Cars already on their way to Malta to face higher taxation
- second-hand car importers could face massive cash-flow
Of all the people or groupings that may have been upset
by the measures to be introduced in this budget the second-hand car
importers, will be among the most furious.
A decision was taken in the budget to increase the registration tax
on second hand motor vehicles from 1 December, only a week after budget
day and not, as is usually the case with budget measures, on 1 January.
This means that importers of second hand cars who may have taken orders
from people at certain prices, or who have cars on their way to Malta,
or on order, will have to pay the higher registration tax on all the
cars that arrive after 1 December.
The Malta Financial and Business Times spoke to Dr Emanuel Mallia, the
legal counsel and spokesperson for the association of second-hand car
dealers (UVIA) who was furious about the budget increases. Mallia said
he was taken by surprise by the decision to introduce the increase on
Several importers of second hand cars had contacted him and complained
about both the extent of the increases and the date. "Many of the
importers are going to face severe cash-flow problems and some could
even face bankruptcy. It all looks pretty disastrous," Mallia told
Mallia was particularly peeved at the very high increase for cars between
1300 and 1500cc, the most commonly imported. "The increase of Lm600
plus VAT is out of proportion with the increases in other ranges, and
will be very damaging to business."
The increases in the other ranges range between Lm 130 and Lm300 except
for the more powerful vehicles, with those between 2500cc and 3000cc
to be subjected to a Lm400 increase and those above 3000cc, to one of
The budget measure will have the greatest impact on lower and middle
income groups likely to purchase a car in the 1300 to 1500 bracket and
these will have to pay a higher increase than all those buying the more
powerful cars except for those over 3000cc.
Asked whether he could accept the environmental argument for imposing
the registration cost increases on second hand vehicles, Mallia did
not hesitate: "Not at all. The second hand vehicle importers have
their products tested to very high safety and emission standards accepted
by the UK ministry of transport.

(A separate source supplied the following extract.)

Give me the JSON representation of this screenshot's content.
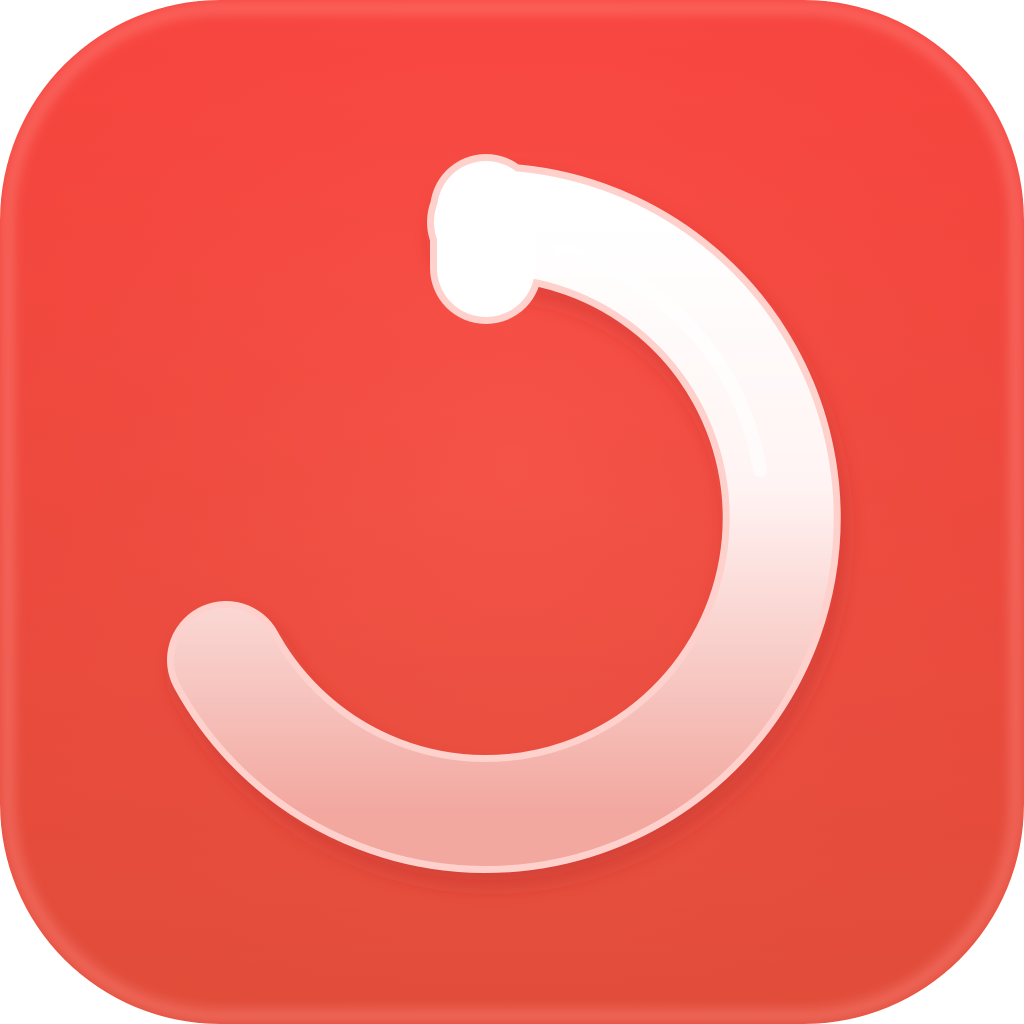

The environmental arguments simply
do not hold."
Over the past months there has been a high profile battle of words between
the importers of second hand cars, represented by Mallia and importers
of new motor vehicles represented by Dr Georg Sapiano.